• **Exercise**: In the entries that follow, identify the line containing "Transcribe this image's" and return it together with all later lines, exactly as they appear.

• **Dataset rows for apps and sites**:
........

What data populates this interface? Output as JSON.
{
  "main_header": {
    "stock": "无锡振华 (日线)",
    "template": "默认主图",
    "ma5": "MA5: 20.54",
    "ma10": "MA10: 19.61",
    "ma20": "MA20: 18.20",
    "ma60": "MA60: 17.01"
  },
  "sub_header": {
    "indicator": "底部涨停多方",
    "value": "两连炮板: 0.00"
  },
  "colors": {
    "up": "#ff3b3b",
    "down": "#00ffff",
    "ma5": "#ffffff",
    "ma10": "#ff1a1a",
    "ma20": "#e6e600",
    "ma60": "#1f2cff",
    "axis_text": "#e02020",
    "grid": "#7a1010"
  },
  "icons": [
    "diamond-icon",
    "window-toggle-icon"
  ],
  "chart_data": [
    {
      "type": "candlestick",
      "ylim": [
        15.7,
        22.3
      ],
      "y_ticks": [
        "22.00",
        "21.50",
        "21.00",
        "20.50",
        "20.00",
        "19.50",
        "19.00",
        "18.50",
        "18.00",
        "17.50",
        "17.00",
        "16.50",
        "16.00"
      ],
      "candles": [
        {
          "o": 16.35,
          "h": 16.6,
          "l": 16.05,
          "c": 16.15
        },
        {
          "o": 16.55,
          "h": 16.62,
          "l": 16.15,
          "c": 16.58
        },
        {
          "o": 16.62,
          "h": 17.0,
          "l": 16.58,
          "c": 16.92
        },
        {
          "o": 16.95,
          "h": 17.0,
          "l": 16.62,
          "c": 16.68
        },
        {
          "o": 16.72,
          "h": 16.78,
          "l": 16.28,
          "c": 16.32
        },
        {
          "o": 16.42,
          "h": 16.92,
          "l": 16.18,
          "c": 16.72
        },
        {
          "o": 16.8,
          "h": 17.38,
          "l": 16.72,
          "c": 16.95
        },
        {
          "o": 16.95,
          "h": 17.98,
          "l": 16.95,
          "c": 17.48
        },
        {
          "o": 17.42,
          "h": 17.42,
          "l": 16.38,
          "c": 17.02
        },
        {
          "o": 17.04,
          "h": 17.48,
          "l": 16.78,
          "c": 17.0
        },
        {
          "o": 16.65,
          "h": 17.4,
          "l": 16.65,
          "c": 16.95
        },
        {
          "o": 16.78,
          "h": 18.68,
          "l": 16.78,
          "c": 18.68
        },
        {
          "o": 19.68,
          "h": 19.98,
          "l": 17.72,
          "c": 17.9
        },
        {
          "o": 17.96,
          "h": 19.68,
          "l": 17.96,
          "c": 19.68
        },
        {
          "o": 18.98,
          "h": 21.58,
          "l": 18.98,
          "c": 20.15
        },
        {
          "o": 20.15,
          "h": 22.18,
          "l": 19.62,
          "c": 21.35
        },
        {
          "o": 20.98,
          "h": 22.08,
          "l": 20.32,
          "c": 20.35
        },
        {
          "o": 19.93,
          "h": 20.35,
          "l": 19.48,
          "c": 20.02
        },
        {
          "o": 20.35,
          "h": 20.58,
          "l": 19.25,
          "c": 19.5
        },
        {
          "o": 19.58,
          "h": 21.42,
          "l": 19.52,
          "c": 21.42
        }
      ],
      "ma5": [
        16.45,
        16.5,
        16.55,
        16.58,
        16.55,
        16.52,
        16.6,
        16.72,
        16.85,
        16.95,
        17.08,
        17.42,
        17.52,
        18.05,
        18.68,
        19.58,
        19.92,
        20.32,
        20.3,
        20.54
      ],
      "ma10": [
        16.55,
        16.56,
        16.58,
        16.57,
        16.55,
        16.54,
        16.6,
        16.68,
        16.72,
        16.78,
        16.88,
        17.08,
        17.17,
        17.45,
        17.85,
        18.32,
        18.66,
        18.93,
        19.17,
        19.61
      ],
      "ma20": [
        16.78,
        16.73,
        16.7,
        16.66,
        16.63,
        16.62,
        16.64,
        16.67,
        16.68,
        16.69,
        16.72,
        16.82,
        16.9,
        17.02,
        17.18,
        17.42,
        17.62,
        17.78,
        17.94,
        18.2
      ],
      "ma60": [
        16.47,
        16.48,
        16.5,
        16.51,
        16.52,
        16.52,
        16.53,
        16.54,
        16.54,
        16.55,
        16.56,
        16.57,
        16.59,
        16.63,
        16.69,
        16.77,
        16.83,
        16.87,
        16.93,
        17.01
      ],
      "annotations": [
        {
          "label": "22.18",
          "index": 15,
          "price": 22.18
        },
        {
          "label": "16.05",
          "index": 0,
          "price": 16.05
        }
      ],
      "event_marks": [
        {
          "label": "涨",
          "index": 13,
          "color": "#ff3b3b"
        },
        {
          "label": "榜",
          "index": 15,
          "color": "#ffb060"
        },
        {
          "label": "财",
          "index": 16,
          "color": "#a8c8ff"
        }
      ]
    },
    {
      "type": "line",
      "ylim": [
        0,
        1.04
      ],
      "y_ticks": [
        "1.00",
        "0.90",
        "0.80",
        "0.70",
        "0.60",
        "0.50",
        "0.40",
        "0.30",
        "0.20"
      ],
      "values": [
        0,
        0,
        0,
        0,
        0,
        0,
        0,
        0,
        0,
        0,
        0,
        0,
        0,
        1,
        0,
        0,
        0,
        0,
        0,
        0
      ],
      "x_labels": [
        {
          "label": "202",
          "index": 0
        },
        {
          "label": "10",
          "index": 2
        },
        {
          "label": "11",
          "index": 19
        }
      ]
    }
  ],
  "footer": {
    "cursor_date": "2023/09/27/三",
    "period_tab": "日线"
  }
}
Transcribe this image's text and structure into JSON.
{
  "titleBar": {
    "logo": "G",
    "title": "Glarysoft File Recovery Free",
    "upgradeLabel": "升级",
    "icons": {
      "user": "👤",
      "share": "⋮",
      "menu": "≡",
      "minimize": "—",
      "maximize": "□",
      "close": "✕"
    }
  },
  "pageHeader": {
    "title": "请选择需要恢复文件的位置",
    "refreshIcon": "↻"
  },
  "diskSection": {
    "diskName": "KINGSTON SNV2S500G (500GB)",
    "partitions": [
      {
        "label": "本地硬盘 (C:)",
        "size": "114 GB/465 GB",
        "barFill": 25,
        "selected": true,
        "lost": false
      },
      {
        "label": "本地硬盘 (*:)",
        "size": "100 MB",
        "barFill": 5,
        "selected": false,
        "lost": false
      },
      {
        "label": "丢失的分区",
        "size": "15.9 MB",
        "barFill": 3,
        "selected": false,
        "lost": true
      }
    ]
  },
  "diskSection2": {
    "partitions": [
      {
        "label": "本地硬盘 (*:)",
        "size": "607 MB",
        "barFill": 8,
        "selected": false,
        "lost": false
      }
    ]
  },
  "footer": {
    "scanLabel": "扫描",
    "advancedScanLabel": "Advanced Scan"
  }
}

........

• **Written solution**:
Transcribe this image's text and structure into JSON.
{
  "titleBar": {
    "logo": "G",
    "title": "Glarysoft File Recovery Free",
    "upgradeLabel": "升级",
    "icons": {
      "user": "👤",
      "share": "⋮",
      "menu": "≡",
      "minimize": "—",
      "maximize": "□",
      "close": "✕"
    }
  },
  "pageHeader": {
    "title": "请选择需要恢复文件的位置",
    "refreshIcon": "↻"
  },
  "diskSection": {
    "diskName": "KINGSTON SNV2S500G (500GB)",
    "partitions": [
      {
        "label": "本地硬盘 (C:)",
        "size": "114 GB/465 GB",
        "barFill": 25,
        "selected": true,
        "lost": false
      },
      {
        "label": "本地硬盘 (*:)",
        "size": "100 MB",
        "barFill": 5,
        "selected": false,
        "lost": false
      },
      {
        "label": "丢失的分区",
        "size": "15.9 MB",
        "barFill": 3,
        "selected": false,
        "lost": true
      }
    ]
  },
  "diskSection2": {
    "partitions": [
      {
        "label": "本地硬盘 (*:)",
        "size": "607 MB",
        "barFill": 8,
        "selected": false,
        "lost": false
      }
    ]
  },
  "footer": {
    "scanLabel": "扫描",
    "advancedScanLabel": "Advanced Scan"
  }
}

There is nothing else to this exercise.